When I was a child, one of the novels I had read was about a poor immigrant family living in Brooklyn in post-war era. The family was poor alright, but the father would put extra effort to get a small amount of coffee and they had made it a tradition to have 1 cup of coffee per person each Sunday morning. It was their way of celebrating their life together and rewarding themselves with something nice and valuable while everyday they struggled with financial hardship.
What had stricken me most was that the daughter in the family would not like coffee and she would dump it down the sink. Her parents would know that; never asking her to share it with another member of the family, forcing her to drink it, or omitting her from this family tradition.
They had accepted the fact that it was her decision to do whatever she would like to do with her portion of the coffee, even though it was expensive, hard to find, and would certainly be enjoyed by someone else in the family.
I keep remembering this fictional family time to time. This family had it right and had respect to individual choices and individual freedom, even though it would mean one of them was “wasting” a nice and then-expensive cup of coffee every week. (I would not feel the same way towards wasting food or other essential items, though, which are essential for our survival).
I am not saying go waste everything as you please. No. But I really like this story and how democratic this fictional family was.
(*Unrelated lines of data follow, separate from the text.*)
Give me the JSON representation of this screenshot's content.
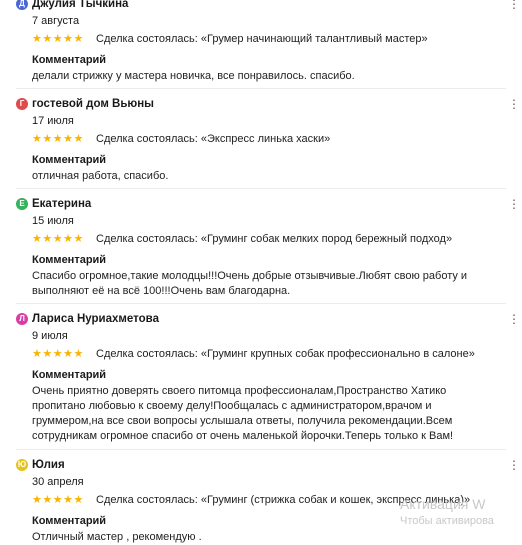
{
  "reviews": [
    {
      "avatar_letter": "Д",
      "avatar_color": "#4a66d6",
      "author": "Джулия Тычкина",
      "date": "7 августа",
      "stars": "★★★★★",
      "deal": "Сделка состоялась: «Грумер начинающий талантливый мастер»",
      "comment_label": "Комментарий",
      "comment": "делали стрижку у мастера новичка, все понравилось. спасибо.",
      "more_icon": "⋮"
    },
    {
      "avatar_letter": "Г",
      "avatar_color": "#e04a4a",
      "author": "гостевой дом Вьюны",
      "date": "17 июля",
      "stars": "★★★★★",
      "deal": "Сделка состоялась: «Экспресс линька хаски»",
      "comment_label": "Комментарий",
      "comment": "отличная работа, спасибо.",
      "more_icon": "⋮"
    },
    {
      "avatar_letter": "Е",
      "avatar_color": "#33b35a",
      "author": "Екатерина",
      "date": "15 июля",
      "stars": "★★★★★",
      "deal": "Сделка состоялась: «Груминг собак мелких пород бережный подход»",
      "comment_label": "Комментарий",
      "comment": "Спасибо огромное,такие молодцы!!!Очень добрые отзывчивые.Любят свою работу и выполняют её на всё 100!!!Очень вам благодарна.",
      "more_icon": "⋮"
    },
    {
      "avatar_letter": "Л",
      "avatar_color": "#d63fa8",
      "author": "Лариса Нуриахметова",
      "date": "9 июля",
      "stars": "★★★★★",
      "deal": "Сделка состоялась: «Груминг крупных собак профессионально в салоне»",
      "comment_label": "Комментарий",
      "comment": "Очень приятно доверять своего питомца профессионалам,Пространство Хатико пропитано любовью к своему делу!Пообщалась с администратором,врачом и груммером,на все свои вопросы услышала ответы, получила рекомендации.Всем сотрудникам огромное спасибо от очень маленькой йорочки.Теперь только к Вам!",
      "more_icon": "⋮"
    },
    {
      "avatar_letter": "Ю",
      "avatar_color": "#e6c21f",
      "author": "Юлия",
      "date": "30 апреля",
      "stars": "★★★★★",
      "deal": "Сделка состоялась: «Груминг (стрижка собак и кошек, экспресс линька)»",
      "comment_label": "Комментарий",
      "comment": "Отличный мастер , рекомендую .",
      "more_icon": "⋮"
    }
  ],
  "watermark": {
    "line1": "Активация W",
    "line2": "Чтобы активирова"
  }
}
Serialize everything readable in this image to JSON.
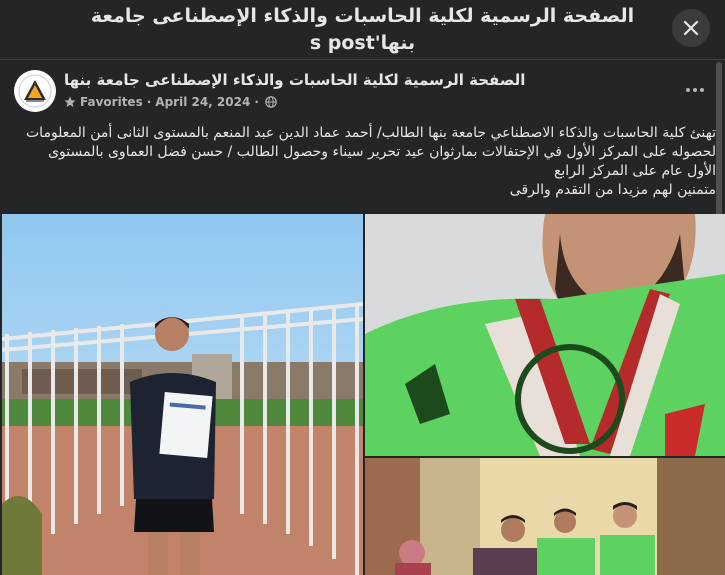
{
  "dialog": {
    "title": "الصفحة الرسمية لكلية الحاسبات والذكاء الإصطناعى جامعة بنها's post",
    "close_icon": "close-icon"
  },
  "post": {
    "page_name": "الصفحة الرسمية لكلية الحاسبات والذكاء الإصطناعى جامعة بنها",
    "audience_label": "Favorites",
    "separator": "·",
    "date": "April 24, 2024",
    "text_lines": [
      "تهنئ كلية الحاسبات والذكاء الاصطناعي جامعة بنها الطالب/ أحمد عماد الدين عبد المنعم بالمستوى الثانى أمن المعلومات لحصوله على المركز الأول في الإحتفالات بمارثوان عيد تحرير سيناء وحصول الطالب / حسن فضل العماوى بالمستوى الأول عام على المركز الرابع",
      "متمنين لهم مزيدا من التقدم والرقى"
    ]
  },
  "photos": [
    {
      "name": "photo-student-with-certificate"
    },
    {
      "name": "photo-student-with-medal"
    },
    {
      "name": "photo-group"
    }
  ],
  "colors": {
    "background": "#242526",
    "text": "#e4e6eb",
    "secondary_text": "#b0b3b8",
    "button": "#3a3b3c"
  }
}
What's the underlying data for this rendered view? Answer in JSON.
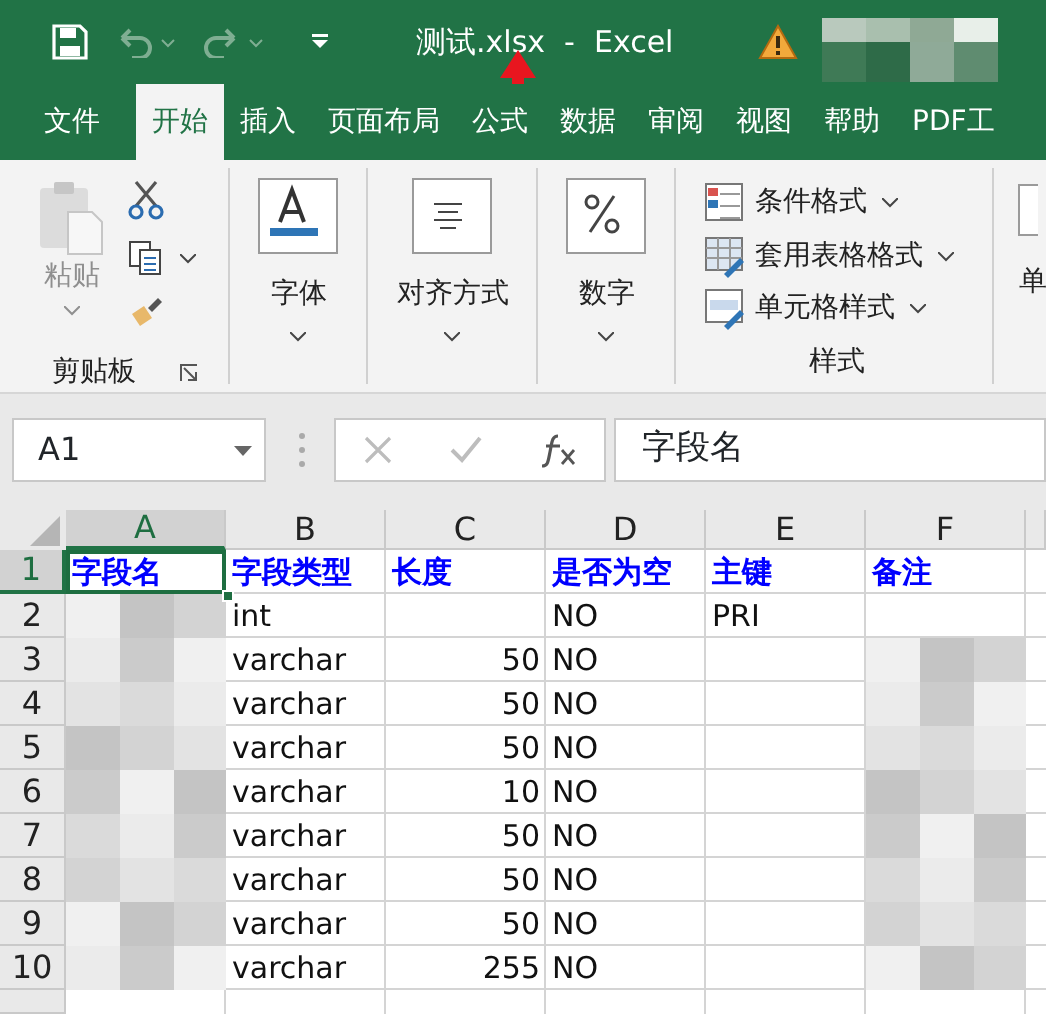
{
  "title_bar": {
    "title": "测试.xlsx  -  Excel",
    "warning": true
  },
  "ribbon_tabs": [
    {
      "label": "文件",
      "selected": false
    },
    {
      "label": "开始",
      "selected": true
    },
    {
      "label": "插入",
      "selected": false
    },
    {
      "label": "页面布局",
      "selected": false
    },
    {
      "label": "公式",
      "selected": false
    },
    {
      "label": "数据",
      "selected": false
    },
    {
      "label": "审阅",
      "selected": false
    },
    {
      "label": "视图",
      "selected": false
    },
    {
      "label": "帮助",
      "selected": false
    },
    {
      "label": "PDF工",
      "selected": false
    }
  ],
  "clipboard": {
    "label": "剪贴板",
    "paste_label": "粘贴",
    "paste_disabled": true
  },
  "big_buttons": [
    {
      "label": "字体",
      "kind": "font"
    },
    {
      "label": "对齐方式",
      "kind": "align"
    },
    {
      "label": "数字",
      "kind": "number"
    }
  ],
  "styles": {
    "label": "样式",
    "items": [
      {
        "label": "条件格式",
        "kind": "conditional"
      },
      {
        "label": "套用表格格式",
        "kind": "table"
      },
      {
        "label": "单元格样式",
        "kind": "cell"
      }
    ]
  },
  "cut_off_button": "单",
  "formula_bar": {
    "name_box": "A1",
    "formula": "字段名"
  },
  "sheet": {
    "columns": [
      {
        "label": "A",
        "selected": true
      },
      {
        "label": "B",
        "selected": false
      },
      {
        "label": "C",
        "selected": false
      },
      {
        "label": "D",
        "selected": false
      },
      {
        "label": "E",
        "selected": false
      },
      {
        "label": "F",
        "selected": false
      }
    ],
    "rows": [
      {
        "header": "1",
        "selected": true,
        "kind": "heading",
        "cells": [
          "字段名",
          "字段类型",
          "长度",
          "是否为空",
          "主键",
          "备注"
        ]
      },
      {
        "header": "2",
        "selected": false,
        "kind": "data",
        "cells": [
          {
            "kind": "pixelated"
          },
          "int",
          null,
          "NO",
          "PRI",
          null
        ]
      },
      {
        "header": "3",
        "selected": false,
        "kind": "data",
        "cells": [
          {
            "kind": "pixelated"
          },
          "varchar",
          {
            "kind": "number",
            "text": "50"
          },
          "NO",
          null,
          {
            "kind": "pixelated"
          }
        ]
      },
      {
        "header": "4",
        "selected": false,
        "kind": "data",
        "cells": [
          {
            "kind": "pixelated"
          },
          "varchar",
          {
            "kind": "number",
            "text": "50"
          },
          "NO",
          null,
          {
            "kind": "pixelated"
          }
        ]
      },
      {
        "header": "5",
        "selected": false,
        "kind": "data",
        "cells": [
          {
            "kind": "pixelated"
          },
          "varchar",
          {
            "kind": "number",
            "text": "50"
          },
          "NO",
          null,
          {
            "kind": "pixelated"
          }
        ]
      },
      {
        "header": "6",
        "selected": false,
        "kind": "data",
        "cells": [
          {
            "kind": "pixelated"
          },
          "varchar",
          {
            "kind": "number",
            "text": "10"
          },
          "NO",
          null,
          {
            "kind": "pixelated"
          }
        ]
      },
      {
        "header": "7",
        "selected": false,
        "kind": "data",
        "cells": [
          {
            "kind": "pixelated"
          },
          "varchar",
          {
            "kind": "number",
            "text": "50"
          },
          "NO",
          null,
          {
            "kind": "pixelated"
          }
        ]
      },
      {
        "header": "8",
        "selected": false,
        "kind": "data",
        "cells": [
          {
            "kind": "pixelated"
          },
          "varchar",
          {
            "kind": "number",
            "text": "50"
          },
          "NO",
          null,
          {
            "kind": "pixelated"
          }
        ]
      },
      {
        "header": "9",
        "selected": false,
        "kind": "data",
        "cells": [
          {
            "kind": "pixelated"
          },
          "varchar",
          {
            "kind": "number",
            "text": "50"
          },
          "NO",
          null,
          {
            "kind": "pixelated"
          }
        ]
      },
      {
        "header": "10",
        "selected": false,
        "kind": "data",
        "cells": [
          {
            "kind": "pixelated"
          },
          "varchar",
          {
            "kind": "number",
            "text": "255"
          },
          "NO",
          null,
          {
            "kind": "pixelated"
          }
        ]
      }
    ]
  }
}
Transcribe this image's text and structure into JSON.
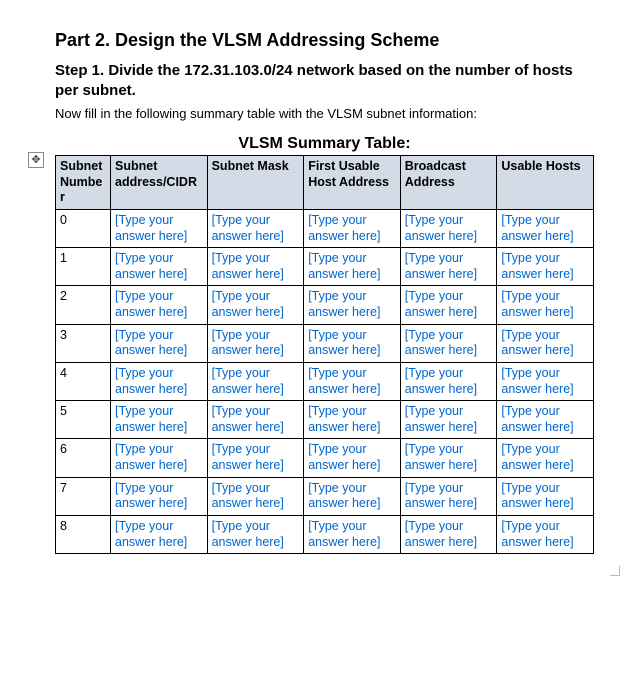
{
  "headings": {
    "part": "Part 2. Design the VLSM Addressing Scheme",
    "step": "Step 1. Divide the 172.31.103.0/24 network based on the number of hosts per subnet.",
    "instruction": "Now fill in the following summary table with the VLSM subnet information:",
    "table_title": "VLSM Summary Table:"
  },
  "anchor_glyph": "✥",
  "columns": [
    "Subnet Number",
    "Subnet address/CIDR",
    "Subnet Mask",
    "First Usable Host Address",
    "Broadcast Address",
    "Usable Hosts"
  ],
  "placeholder": "[Type your answer here]",
  "rows": [
    {
      "num": "0",
      "cells": [
        "[Type your answer here]",
        "[Type your answer here]",
        "[Type your answer here]",
        "[Type your answer here]",
        "[Type your answer here]"
      ]
    },
    {
      "num": "1",
      "cells": [
        "[Type your answer here]",
        "[Type your answer here]",
        "[Type your answer here]",
        "[Type your answer here]",
        "[Type your answer here]"
      ]
    },
    {
      "num": "2",
      "cells": [
        "[Type your answer here]",
        "[Type your answer here]",
        "[Type your answer here]",
        "[Type your answer here]",
        "[Type your answer here]"
      ]
    },
    {
      "num": "3",
      "cells": [
        "[Type your answer here]",
        "[Type your answer here]",
        "[Type your answer here]",
        "[Type your answer here]",
        "[Type your answer here]"
      ]
    },
    {
      "num": "4",
      "cells": [
        "[Type your answer here]",
        "[Type your answer here]",
        "[Type your answer here]",
        "[Type your answer here]",
        "[Type your answer here]"
      ]
    },
    {
      "num": "5",
      "cells": [
        "[Type your answer here]",
        "[Type your answer here]",
        "[Type your answer here]",
        "[Type your answer here]",
        "[Type your answer here]"
      ]
    },
    {
      "num": "6",
      "cells": [
        "[Type your answer here]",
        "[Type your answer here]",
        "[Type your answer here]",
        "[Type your answer here]",
        "[Type your answer here]"
      ]
    },
    {
      "num": "7",
      "cells": [
        "[Type your answer here]",
        "[Type your answer here]",
        "[Type your answer here]",
        "[Type your answer here]",
        "[Type your answer here]"
      ]
    },
    {
      "num": "8",
      "cells": [
        "[Type your answer here]",
        "[Type your answer here]",
        "[Type your answer here]",
        "[Type your answer here]",
        "[Type your answer here]"
      ]
    }
  ]
}
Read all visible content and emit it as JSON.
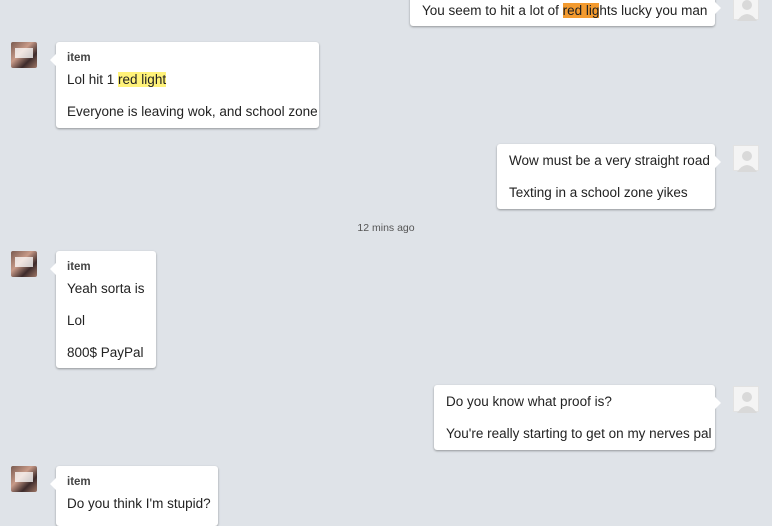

Maybe they also felt luxurious or abundant in the middle of poverty as they could let one cup of coffee go every week. I do not know.
What do you think?